One of my absolute favorite crops that I grew last year was the Oregon Sugar Pod II Bush Snow Peas.  I bought them on a whim and had never grown them before.  They were an early and vigorous producer and the pods were humongous, super sweet, and very crunchy!  I pack my lunch every day for work and these snow peas were an awesome (and healthy) snack all summer long last year.  I just ate them raw or dipped them in a little ranch dressing or hummus.   I also used the snow peas in spicy Hunan stir fry or just sautéed them with (homegrown) garlic as a side dish.  Delish!  Below is a picture of some of my prime specimens from last year:


This year, I wanted to once again grow the Oregon Sugar Pod, but I thought I’d try growing PURPLE snow peas called Desiree that I bought off Amazon.  As a side  note, I LOVE PURPLE VEGGIES!!  The purple pigment contains Anthocyanin which has been shown to aid in healthy aging (no wonder I look so young and vibrant), to prevent cancer, and to protect against cardiovascular disease.  BUT purple veggies also just look so darn cool.  My goal is to one day have an all purple vegetable garden.  But anyways…

The Desiree peas packaging seemed a bit sketchy that I got in the mail from Amazon, so I don’t have super high hopes for purple peas, but it’s worth a shot.  I think I should have bought them off Baker Creek which describes them as: “Desiree Dwarf Blauwschokkers Garden Pea – Stunning violet-blue pods are produced on lovely little bush plants that do not require staking. The delicious peas are perfect for soups and stews, or pick small and these can be used as a snow pea.

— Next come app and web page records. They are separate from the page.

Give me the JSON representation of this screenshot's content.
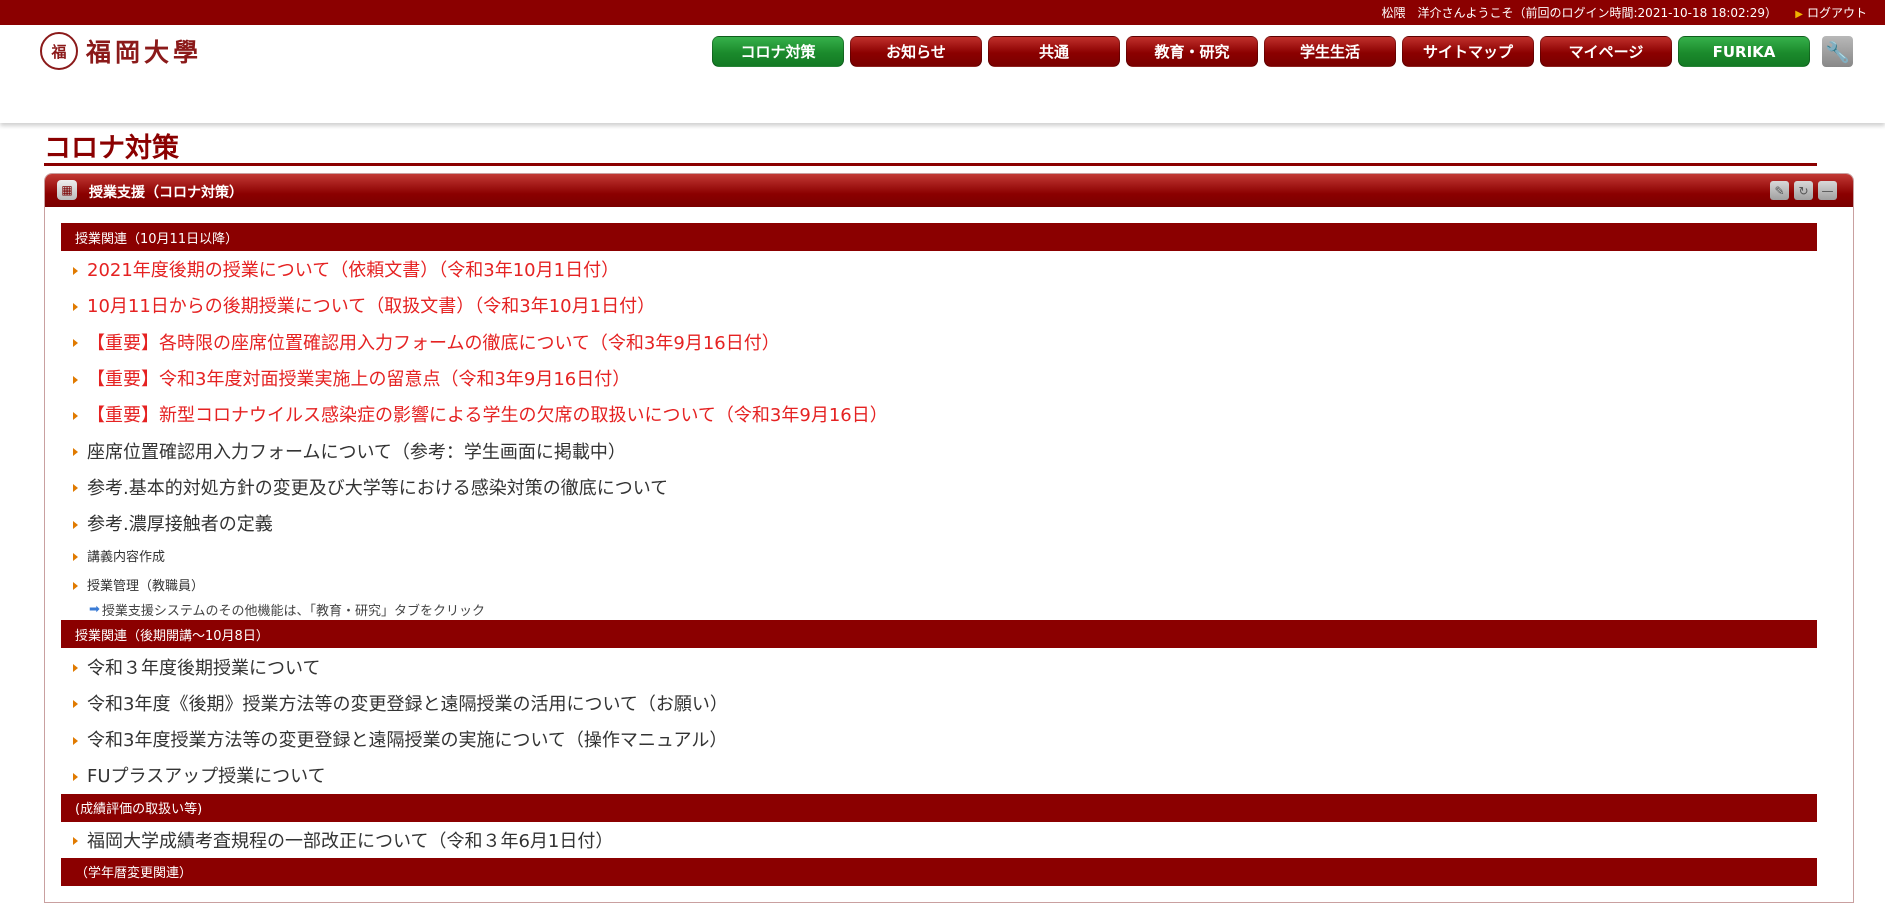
{
  "topbar": {
    "welcome": "松隈　洋介さんようこそ（前回のログイン時間:2021-10-18 18:02:29）",
    "logout": "ログアウト"
  },
  "logo": {
    "seal": "福",
    "name": "福岡大學"
  },
  "nav": {
    "items": [
      "コロナ対策",
      "お知らせ",
      "共通",
      "教育・研究",
      "学生生活",
      "サイトマップ",
      "マイページ",
      "FURIKA"
    ],
    "tool_icon": "wrench-icon"
  },
  "page": {
    "title": "コロナ対策"
  },
  "panel": {
    "title": "授業支援（コロナ対策）",
    "icon": "portlet-icon",
    "tools": [
      "wrench-icon",
      "refresh-icon",
      "minimize-icon"
    ]
  },
  "sections": [
    {
      "title": "授業関連（10月11日以降）",
      "items": [
        "2021年度後期の授業について（依頼文書）（令和3年10月1日付）",
        "10月11日からの後期授業について（取扱文書）（令和3年10月1日付）",
        "【重要】各時限の座席位置確認用入力フォームの徹底について（令和3年9月16日付）",
        "【重要】令和3年度対面授業実施上の留意点（令和3年9月16日付）",
        "【重要】新型コロナウイルス感染症の影響による学生の欠席の取扱いについて（令和3年9月16日）",
        "座席位置確認用入力フォームについて（参考：学生画面に掲載中）",
        "参考.基本的対処方針の変更及び大学等における感染対策の徹底について",
        "参考.濃厚接触者の定義",
        "講義内容作成",
        "授業管理（教職員）"
      ],
      "note": "授業支援システムのその他機能は、「教育・研究」タブをクリック"
    },
    {
      "title": "授業関連（後期開講～10月8日）",
      "items": [
        "令和３年度後期授業について",
        "令和3年度《後期》授業方法等の変更登録と遠隔授業の活用について（お願い）",
        "令和3年度授業方法等の変更登録と遠隔授業の実施について（操作マニュアル）",
        "FUプラスアップ授業について"
      ]
    },
    {
      "title": "(成績評価の取扱い等)",
      "items": [
        "福岡大学成績考査規程の一部改正について（令和３年6月1日付）"
      ]
    },
    {
      "title": "（学年暦変更関連）",
      "items": []
    }
  ],
  "colors": {
    "brand": "#8b0000",
    "green": "#1b8a2c",
    "alert_link": "#e52222",
    "bullet": "#e07a00"
  }
}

A great addition from Holland.”

I decided to try soaking the peas for a few hours to help soften the seed skin for faster germination.  I also planted Purple Teepee Bush Beans from Baker Creek in my other raised bed.


Even though I was happy with my snow pea crop last year, it was a bit of a viney hot mess.  I read that trellised peas produce a higher yield (read: trellis = MORE MONSTER SNOW PEAS).  So loosely based off this website, – I now have a trellis made of leftover wood and flexible twist tie garden wire (which I never even knew existed!).  I went into the hardware store in town (probably with a look of deer in headlights) and said, “I don’t know what I’m looking for, but this is what I want to do…”  And the worker was like, “oh, you need ‘flexible garden wire’, here you go.”  I think that may have been my first good experience at a hardware and/or home improvement store ever!  The trellis is screwed into my raised bed, but it can easily be unscrewed and moved for crop rotation.


I directly sowed the seeds in mid-April and planted them approximately 1 inch deep and 2 inches apart.  My peas germinated after about 3 weeks.  They took longer this year due to a late April cold snap here in da ‘burgh (trust me, I was freaking out that they weren’t popping up, but they powered through).  I usually put 2 seeds per hole to ensure germination across the row, so I have no idea if any of these baby plants are Purple Peas (fingers crossed).


Below are my peas today and the vines are starting to grab onto the trellis (with maybe just a little bit of coaxing by me).


Can’t wait to snap them directly off the vine, crack them in half, and pop them into my mouth!